*EXERCISE DESCRIPTION*
Copy each line of the listing where the word "Site" can be found.

══ RECORDS FOR THIS TASK ══

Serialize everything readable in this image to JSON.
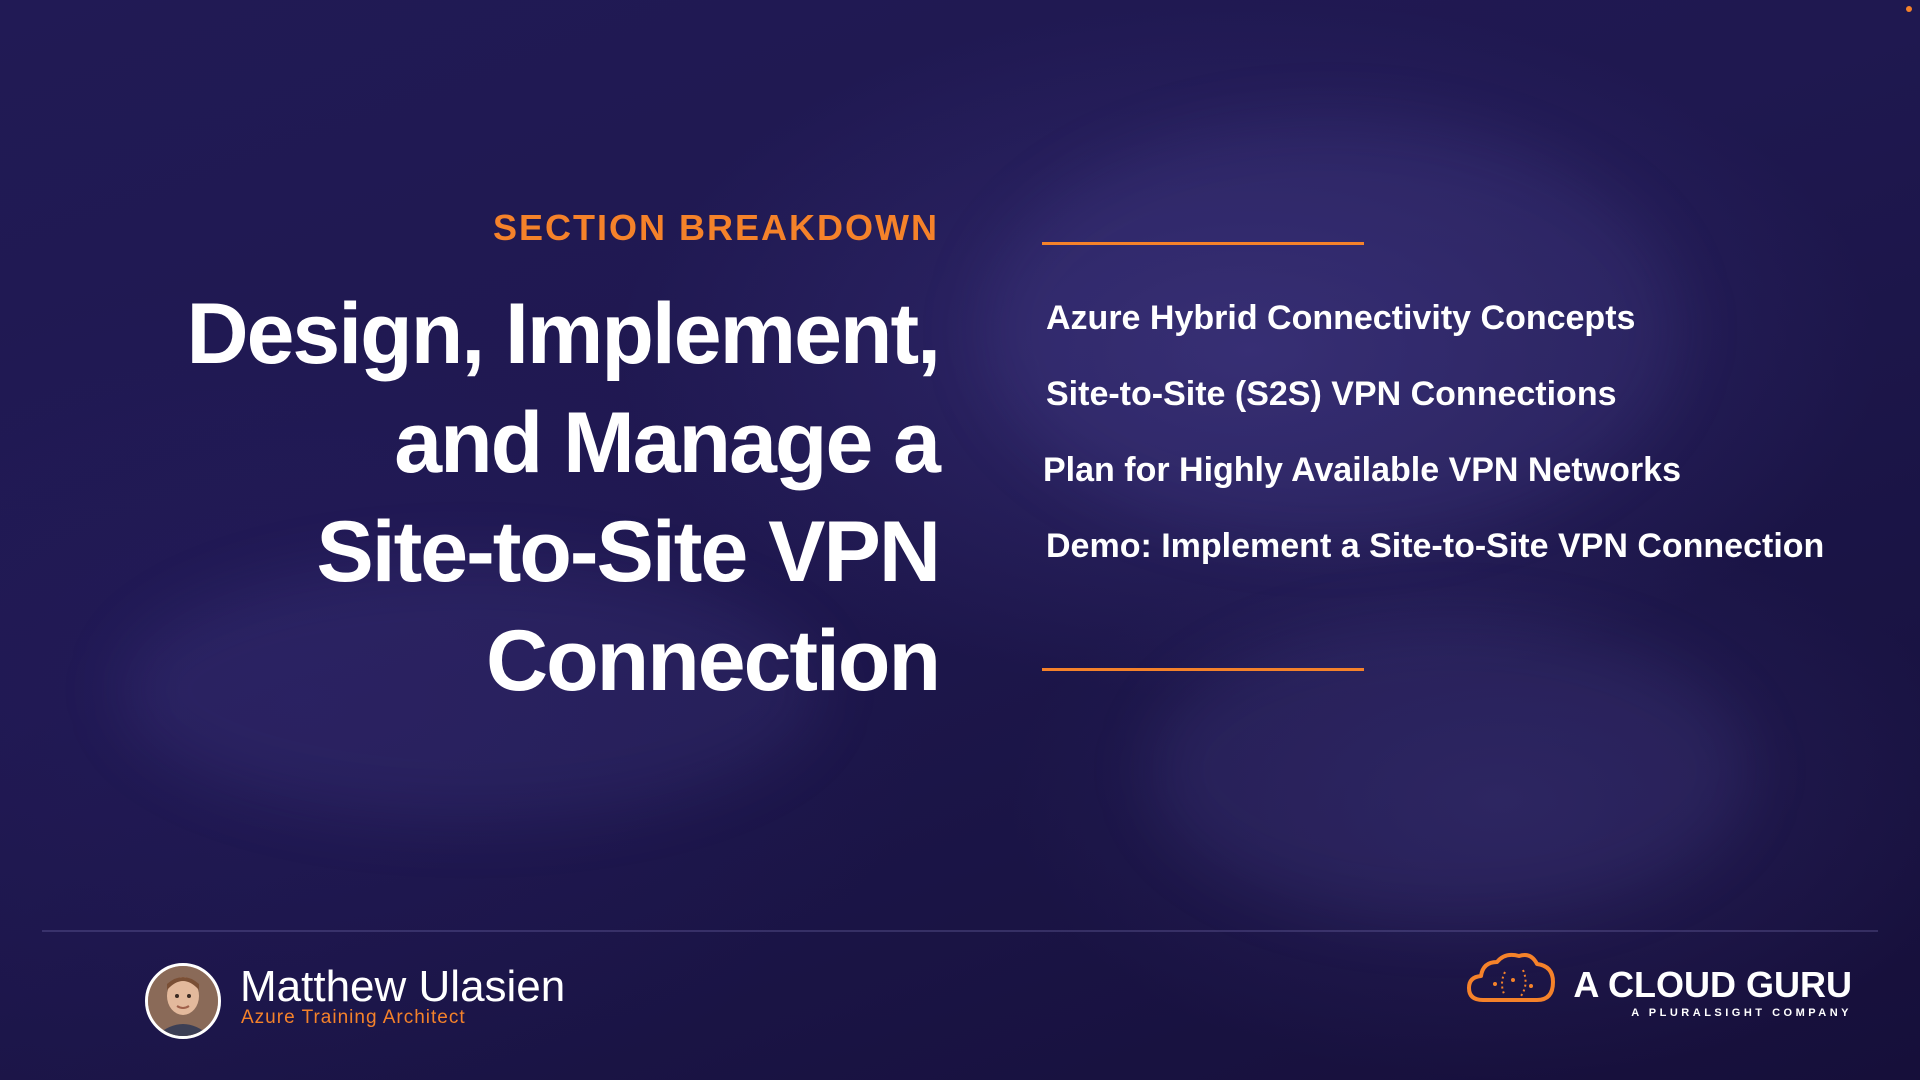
{
  "slide": {
    "kicker": "SECTION BREAKDOWN",
    "title_lines": [
      "Design, Implement,",
      "and Manage a",
      "Site-to-Site VPN",
      "Connection"
    ],
    "topics": [
      "Azure Hybrid Connectivity Concepts",
      "Site-to-Site (S2S) VPN Connections",
      "Plan for Highly Available VPN Networks",
      "Demo: Implement a Site-to-Site VPN Connection"
    ]
  },
  "presenter": {
    "name": "Matthew Ulasien",
    "role": "Azure Training Architect",
    "avatar_icon": "presenter-avatar"
  },
  "brand": {
    "name": "A CLOUD GURU",
    "tagline": "A PLURALSIGHT COMPANY",
    "logo_icon": "cloud-logo-icon"
  },
  "colors": {
    "accent": "#f5822a",
    "background": "#1f1850",
    "text": "#ffffff"
  }
}
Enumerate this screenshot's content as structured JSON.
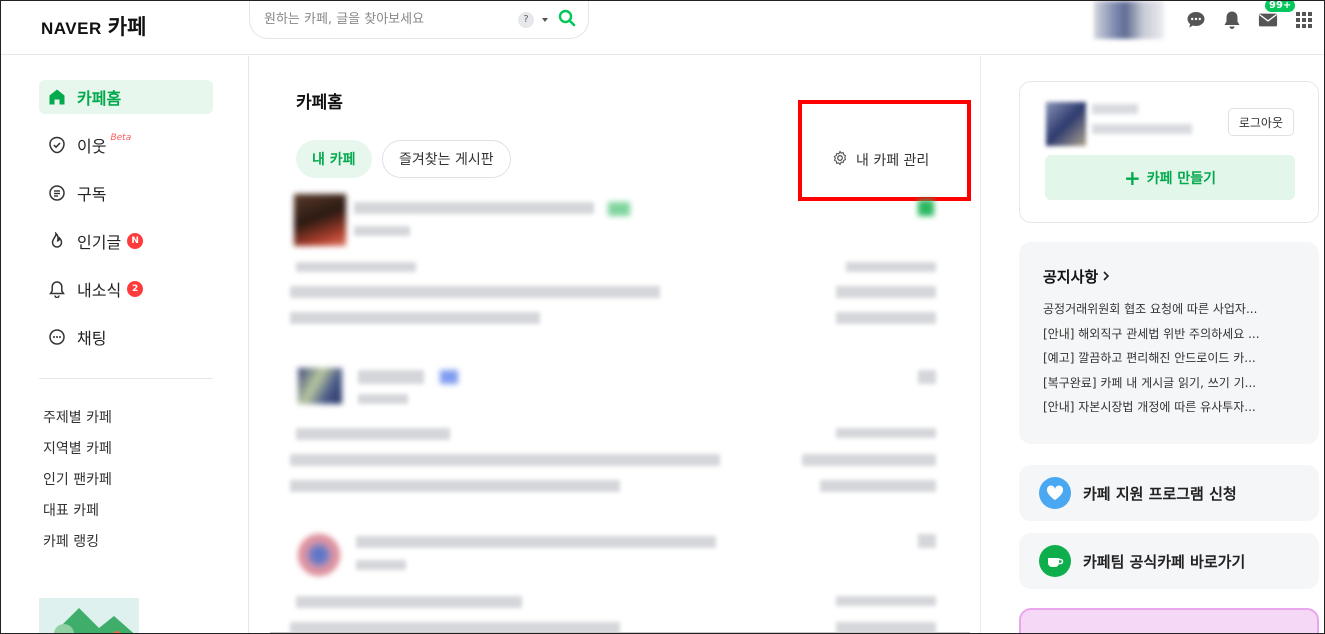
{
  "header": {
    "logo_brand": "NAVER",
    "logo_service": "카페",
    "search_placeholder": "원하는 카페, 글을 찾아보세요",
    "search_help": "?",
    "mail_badge": "99+"
  },
  "sidebar": {
    "nav": [
      {
        "label": "카페홈",
        "icon": "home-icon",
        "active": true
      },
      {
        "label": "이웃",
        "icon": "check-circle-icon",
        "extra": "Beta"
      },
      {
        "label": "구독",
        "icon": "document-icon"
      },
      {
        "label": "인기글",
        "icon": "flame-icon",
        "badge": "N"
      },
      {
        "label": "내소식",
        "icon": "bell-icon",
        "badge": "2"
      },
      {
        "label": "채팅",
        "icon": "chat-bubble-icon"
      }
    ],
    "sub": [
      "주제별 카페",
      "지역별 카페",
      "인기 팬카페",
      "대표 카페",
      "카페 랭킹"
    ]
  },
  "main": {
    "title": "카페홈",
    "tabs": [
      "내 카페",
      "즐겨찾는 게시판"
    ],
    "manage_label": "내 카페 관리"
  },
  "right": {
    "logout": "로그아웃",
    "create_label": "카페 만들기",
    "notice_title": "공지사항",
    "notices": [
      "공정거래위원회 협조 요청에 따른 사업자...",
      "[안내] 해외직구 관세법 위반 주의하세요 ...",
      "[예고] 깔끔하고 편리해진 안드로이드 카...",
      "[복구완료] 카페 내 게시글 읽기, 쓰기 기...",
      "[안내] 자본시장법 개정에 따른 유사투자..."
    ],
    "promo1": "카페 지원 프로그램 신청",
    "promo2": "카페팀 공식카페 바로가기"
  },
  "colors": {
    "accent": "#03c75a",
    "highlight_box": "#ff0000",
    "badge_red": "#ff3b3b"
  }
}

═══

*TASK RESPONSE*
      "Site-to-Site VPN",
      "Site-to-Site (S2S) VPN Connections",
      "Demo: Implement a Site-to-Site VPN Connection"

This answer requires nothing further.